_AIM OF THE EXERCISE_. Using the entries that follow, state how many lines contain "Local", with no other words.

--- EXCERPTED DATA ---

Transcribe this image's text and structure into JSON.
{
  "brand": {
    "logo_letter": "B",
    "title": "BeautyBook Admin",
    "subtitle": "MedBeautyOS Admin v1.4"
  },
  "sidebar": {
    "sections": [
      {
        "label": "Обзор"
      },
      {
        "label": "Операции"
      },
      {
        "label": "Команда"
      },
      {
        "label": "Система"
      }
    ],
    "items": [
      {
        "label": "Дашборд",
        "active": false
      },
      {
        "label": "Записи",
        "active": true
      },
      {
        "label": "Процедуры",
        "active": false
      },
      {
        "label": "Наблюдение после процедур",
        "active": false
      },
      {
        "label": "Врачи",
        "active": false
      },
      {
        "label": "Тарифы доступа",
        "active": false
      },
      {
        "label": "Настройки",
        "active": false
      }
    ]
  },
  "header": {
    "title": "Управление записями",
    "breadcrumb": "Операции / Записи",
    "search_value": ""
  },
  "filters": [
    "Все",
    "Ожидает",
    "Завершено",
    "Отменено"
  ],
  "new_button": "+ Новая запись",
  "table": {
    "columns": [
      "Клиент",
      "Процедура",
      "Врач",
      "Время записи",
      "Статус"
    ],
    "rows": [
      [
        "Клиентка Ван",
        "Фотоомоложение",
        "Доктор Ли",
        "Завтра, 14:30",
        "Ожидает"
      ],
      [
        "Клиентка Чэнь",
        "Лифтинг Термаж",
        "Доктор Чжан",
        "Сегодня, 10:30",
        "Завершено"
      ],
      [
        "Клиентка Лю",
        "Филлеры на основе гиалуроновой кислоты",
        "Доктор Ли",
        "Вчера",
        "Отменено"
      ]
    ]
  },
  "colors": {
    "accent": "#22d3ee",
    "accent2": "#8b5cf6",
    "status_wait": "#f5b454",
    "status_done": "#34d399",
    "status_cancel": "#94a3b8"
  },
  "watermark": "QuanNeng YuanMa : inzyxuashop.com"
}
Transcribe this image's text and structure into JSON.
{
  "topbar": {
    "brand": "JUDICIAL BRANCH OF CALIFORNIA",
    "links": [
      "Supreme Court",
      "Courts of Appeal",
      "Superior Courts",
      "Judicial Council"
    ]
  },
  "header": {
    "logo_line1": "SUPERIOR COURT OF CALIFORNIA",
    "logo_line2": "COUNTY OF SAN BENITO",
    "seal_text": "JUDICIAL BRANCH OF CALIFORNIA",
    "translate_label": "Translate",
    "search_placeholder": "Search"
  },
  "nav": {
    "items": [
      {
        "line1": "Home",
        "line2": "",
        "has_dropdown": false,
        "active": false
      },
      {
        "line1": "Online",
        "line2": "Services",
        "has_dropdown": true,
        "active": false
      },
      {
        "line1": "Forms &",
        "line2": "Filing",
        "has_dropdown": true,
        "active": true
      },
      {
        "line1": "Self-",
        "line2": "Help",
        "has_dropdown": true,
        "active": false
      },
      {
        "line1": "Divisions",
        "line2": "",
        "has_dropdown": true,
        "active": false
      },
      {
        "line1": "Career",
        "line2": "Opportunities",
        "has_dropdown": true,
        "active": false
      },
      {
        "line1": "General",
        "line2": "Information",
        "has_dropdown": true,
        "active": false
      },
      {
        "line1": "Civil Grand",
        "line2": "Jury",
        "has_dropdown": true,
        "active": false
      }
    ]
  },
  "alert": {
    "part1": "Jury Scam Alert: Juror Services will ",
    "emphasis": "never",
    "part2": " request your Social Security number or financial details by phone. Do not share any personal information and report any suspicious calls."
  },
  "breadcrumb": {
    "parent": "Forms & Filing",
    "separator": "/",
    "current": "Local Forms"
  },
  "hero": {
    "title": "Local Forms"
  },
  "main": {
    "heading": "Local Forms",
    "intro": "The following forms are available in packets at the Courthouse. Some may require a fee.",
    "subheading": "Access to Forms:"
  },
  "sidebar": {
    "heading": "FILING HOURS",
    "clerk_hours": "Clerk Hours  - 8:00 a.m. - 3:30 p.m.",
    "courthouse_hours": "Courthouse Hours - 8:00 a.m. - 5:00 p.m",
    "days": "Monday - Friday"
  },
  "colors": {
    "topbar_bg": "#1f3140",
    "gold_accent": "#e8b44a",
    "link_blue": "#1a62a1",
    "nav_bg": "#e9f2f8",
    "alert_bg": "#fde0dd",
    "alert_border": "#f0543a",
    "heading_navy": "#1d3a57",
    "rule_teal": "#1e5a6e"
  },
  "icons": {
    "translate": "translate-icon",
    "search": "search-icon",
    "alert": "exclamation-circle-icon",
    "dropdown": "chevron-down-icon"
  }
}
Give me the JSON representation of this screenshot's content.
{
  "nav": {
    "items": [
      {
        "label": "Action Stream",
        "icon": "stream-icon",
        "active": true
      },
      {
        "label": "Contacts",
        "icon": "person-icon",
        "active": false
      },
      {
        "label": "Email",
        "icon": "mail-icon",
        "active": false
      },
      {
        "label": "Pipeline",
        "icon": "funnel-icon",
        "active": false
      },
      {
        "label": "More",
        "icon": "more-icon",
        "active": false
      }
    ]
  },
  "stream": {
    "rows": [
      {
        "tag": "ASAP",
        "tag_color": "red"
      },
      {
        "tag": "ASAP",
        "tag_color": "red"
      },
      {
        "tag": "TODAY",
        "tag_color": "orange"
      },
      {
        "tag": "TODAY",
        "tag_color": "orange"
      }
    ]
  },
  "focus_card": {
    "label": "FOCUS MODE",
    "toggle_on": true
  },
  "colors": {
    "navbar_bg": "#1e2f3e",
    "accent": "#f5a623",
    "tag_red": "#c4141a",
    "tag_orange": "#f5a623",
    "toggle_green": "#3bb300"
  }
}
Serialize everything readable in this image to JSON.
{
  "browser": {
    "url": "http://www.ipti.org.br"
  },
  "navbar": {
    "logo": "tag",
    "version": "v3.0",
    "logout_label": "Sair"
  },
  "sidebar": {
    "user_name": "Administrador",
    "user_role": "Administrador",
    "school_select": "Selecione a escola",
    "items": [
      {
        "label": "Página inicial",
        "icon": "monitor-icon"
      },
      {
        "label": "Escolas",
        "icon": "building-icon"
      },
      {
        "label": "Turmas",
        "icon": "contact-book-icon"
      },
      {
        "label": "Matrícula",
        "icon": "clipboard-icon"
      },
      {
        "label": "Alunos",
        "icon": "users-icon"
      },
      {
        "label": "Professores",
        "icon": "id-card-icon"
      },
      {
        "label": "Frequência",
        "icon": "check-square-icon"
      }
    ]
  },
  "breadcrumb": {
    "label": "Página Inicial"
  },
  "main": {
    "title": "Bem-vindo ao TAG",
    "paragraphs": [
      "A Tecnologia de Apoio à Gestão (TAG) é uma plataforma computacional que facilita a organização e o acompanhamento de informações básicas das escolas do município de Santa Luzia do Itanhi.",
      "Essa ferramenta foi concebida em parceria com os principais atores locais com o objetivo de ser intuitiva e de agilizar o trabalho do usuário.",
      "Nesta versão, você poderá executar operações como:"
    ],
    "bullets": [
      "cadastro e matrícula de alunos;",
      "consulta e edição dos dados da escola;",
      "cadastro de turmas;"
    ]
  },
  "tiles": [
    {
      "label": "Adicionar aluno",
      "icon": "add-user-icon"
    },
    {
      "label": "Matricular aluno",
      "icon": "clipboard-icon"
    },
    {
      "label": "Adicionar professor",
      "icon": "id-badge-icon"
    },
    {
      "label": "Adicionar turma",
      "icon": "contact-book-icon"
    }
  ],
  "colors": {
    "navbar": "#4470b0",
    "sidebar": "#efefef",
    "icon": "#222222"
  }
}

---

_SOLUTION FOR THIS PROBLEM_. 3